the teaching which is being expounded gives general principles of the construction of the mechanism, and with the help of self-observation a man checks these principles. the first principle of this teaching is that nothing shall be taken on faith. the scheme of the construction of the human machine which he studies must serve a man only as a plan for his own work, in which the center of gravity lies.

man is born, it is said, with a mechanism adapted for receiving many kinds of impressions. the perception of some of these impressions begins before birth; and during his growth more and more receiving apparatuses spring forth and become perfected.

the construction of these receiving apparatuses is the same, recalling the clean wax discs from which phonograph records are made. on these rolls and reels all the impressions received are noted down, from the first day of life and even before. besides this, the mechanism has one more automatically acting adjustment, thanks to which all newly received impressions are connected with those previously recorded.

in addition to these a chronological record is kept. thus every impression which has been experienced is written down in several places on several rolls. on these rolls it is preserved unchanged. what we call memory is a very imperfect adaptation by means of which we can keep on record only a small part of our store of impressions; but impressions once experienced never disappear; they are preserved on rolls where they are written down. many experiences in hypnosis have been made and it has been stated with irrefutable examples that man remembers everything he has ever experienced down to the minutest detail. he remembers all the details of his surroundings, even the faces and voices of the people round him during his infancy, when he seemed to be an entirely unconscious being.

it is possible by hypnosis to make all the rolls turn, even to the deepest depths of the mechanism. but it may happen that these rolls begin to unroll by themselves as a result of some visible or hidden shock, and scenes, pictures or faces, apparently long forgotten, suddenly come to the surface. all the internal psychic life of man is nothing but an unfolding, before the mental vision, of these rolls with their records of impressions. all the peculiarities of a man's world conception and the characteristic features of his individuality depend on the order in which these records come and upon the quality of the rolls existing in him.

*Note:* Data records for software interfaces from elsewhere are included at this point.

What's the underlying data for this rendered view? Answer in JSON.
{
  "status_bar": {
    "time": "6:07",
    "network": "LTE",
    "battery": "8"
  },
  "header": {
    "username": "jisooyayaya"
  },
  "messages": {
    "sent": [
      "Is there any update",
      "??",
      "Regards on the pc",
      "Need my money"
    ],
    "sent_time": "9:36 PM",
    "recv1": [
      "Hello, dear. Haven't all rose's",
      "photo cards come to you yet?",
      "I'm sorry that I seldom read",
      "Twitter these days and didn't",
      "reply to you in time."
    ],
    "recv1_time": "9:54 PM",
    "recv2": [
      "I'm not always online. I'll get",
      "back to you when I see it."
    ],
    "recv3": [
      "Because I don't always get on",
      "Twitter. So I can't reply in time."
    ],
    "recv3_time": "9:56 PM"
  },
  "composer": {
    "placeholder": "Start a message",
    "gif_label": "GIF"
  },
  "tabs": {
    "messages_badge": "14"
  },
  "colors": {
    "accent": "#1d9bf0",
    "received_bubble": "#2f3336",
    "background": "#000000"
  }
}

let us suppose that some impression was experienced and recorded in connection with another having nothing in common with the first—for instance, some very bright dance tune has been heard by a man in a moment of intense psychic shock, distress or sorrow. then this tune will always evoke in him the same negative emotion and correspondingly the feeling of distress will recall to him that bright dance tune. science calls this associative thinking and feeling; but science does not realize how much man is bound by these associations and how he cannot get away from them. man's world-conception is entirely defined by the character and quantity of these associations.

now we see to a certain extent why men cannot understand each other when speaking about man. in order to speak about man in any serious manner it is necessary to know much, otherwise the conception of man becomes too entangled and too diffuse. only when one knows the first principles of the human mechanism can one indicate which sides and which qualities one is going to speak about. a man who does not know will entangle both himself and his hearers. a conversation between several persons who speak about man without defining and indicating which man they are speaking about will never be a serious conversation but merely empty words without content. consequently, in order to understand what man is, one must first understand what kinds of man may exist and in what ways they differ from one another. meanwhile we must realize that we do not know.